+1
Level 42
Sep 23, 2016
The quiz is about inventions not methods, you can't invent electrocution.
+1
Level 81
Oct 20, 2018
"An invention is a unique or novel device, method, composition or process."
+2
Level 73
Sep 26, 2016
Completely blanked on slot machine. All I could conjure up were the Australian terms - poker machine or pokie.
+1
Level 63
Jul 5, 2019
They should accept poker machine and pokie.
+2
Level 51
Aug 26, 2017
Basketball was not American. It was Canadian.

Because somebody MOVES to America and invents something doesn't mean they're American except on paper.

I guess you can argue that Michael J. Fox, Mike Myers, Jim Carrey, Tommy Chong, etc. are American because Hollywood is a pretty big circuit and countries love to claim the positive culture from elsewhere as its own, but do you ever think "Oh Einstein ? TOTALLY American.Tesla too!" Probably not, but you should by the same logic as famous entertainers.

I guess I'm just rambling.

I don't know.

There should almost be a rule like if you have lived in a country for the first 15 years of your life (give or take), then you are (considered) from that country,

+1
Level 51
Aug 26, 2017
Haha, also it's weird that I posted only Canadian-born comedians as my examples (aside from Tesla and Einstein, obviously).

One of Canada's biggest exports is comedians for sure.

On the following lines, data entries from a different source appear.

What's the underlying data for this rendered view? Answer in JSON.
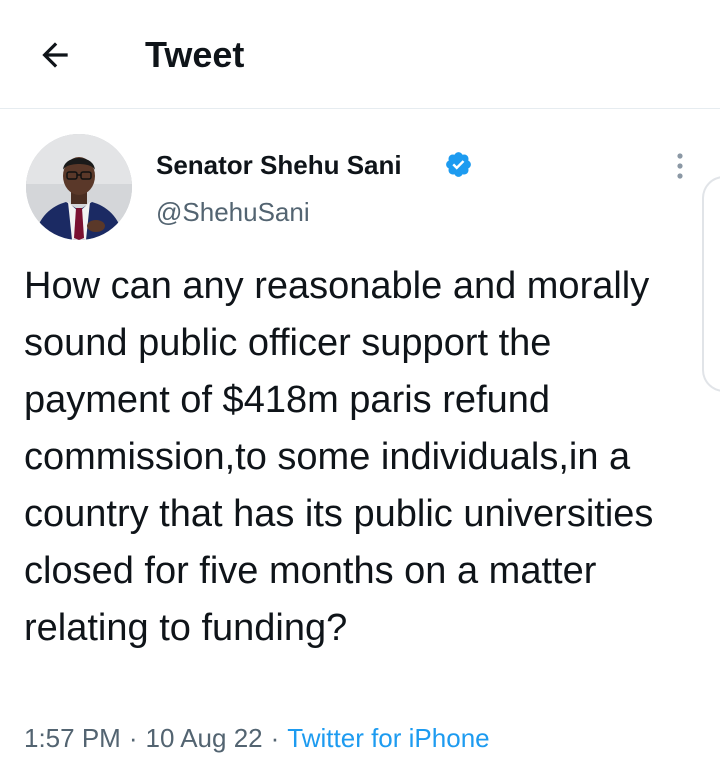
{
  "header": {
    "title": "Tweet"
  },
  "tweet": {
    "author_name": "Senator Shehu Sani",
    "handle": "@ShehuSani",
    "verified": true,
    "text": "How can any reasonable and morally sound public officer support the payment of $418m paris refund commission,to some individuals,in a country that has its public universities closed for five months on a matter relating to funding?",
    "time": "1:57 PM",
    "date": "10 Aug 22",
    "source": "Twitter for iPhone",
    "separator": "·"
  },
  "icons": {
    "back": "back-arrow-icon",
    "verified": "verified-badge-icon",
    "more": "more-vertical-icon"
  },
  "colors": {
    "text": "#0f1419",
    "secondary": "#536471",
    "link": "#1d9bf0",
    "verified": "#1d9bf0",
    "divider": "#e6ecf0"
  }
}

+1
Level 81
Oct 20, 2018
Whether or not Naismith was Canadian is not the point; the point is whether or not basketball is an American invention. Basketball was invented in the U.S. by a Canadian. I personally wouldn't have a problem with saying that basketball is a Canadian invention, but I also don't think you can definitively say that it's not an American invention.
+1
Level 78
Aug 27, 2018
This is just a question, but I've never seen a phonograph that records music. Was that possible at some time? I always thought that they were separate processes with one device to make the record and a second one to play it back. The first thing that I remember that you could use at home to record and play on was reel-to-reel tape, but I'm no electronics expert, I am probably wrong.
+1
Level 67
Jul 29, 2019
I think you are mixing up phonograph and gramophone

edit: and I am pretty sure you are not the only one, I think a lot of people probably thought of gramophone and tried that one, not knowing about phonograph, since it is only at about 40%. If it was a question where the answer was gramophone I would have expected it to be at about 80%

+1
Level 50
Dec 25, 2018
Could “electrocution” be acceptable for the electric chair?
+1
Level 65
Mar 21, 2019
Pogo should work for the corn dog. It is the most well-known brand and its what I call them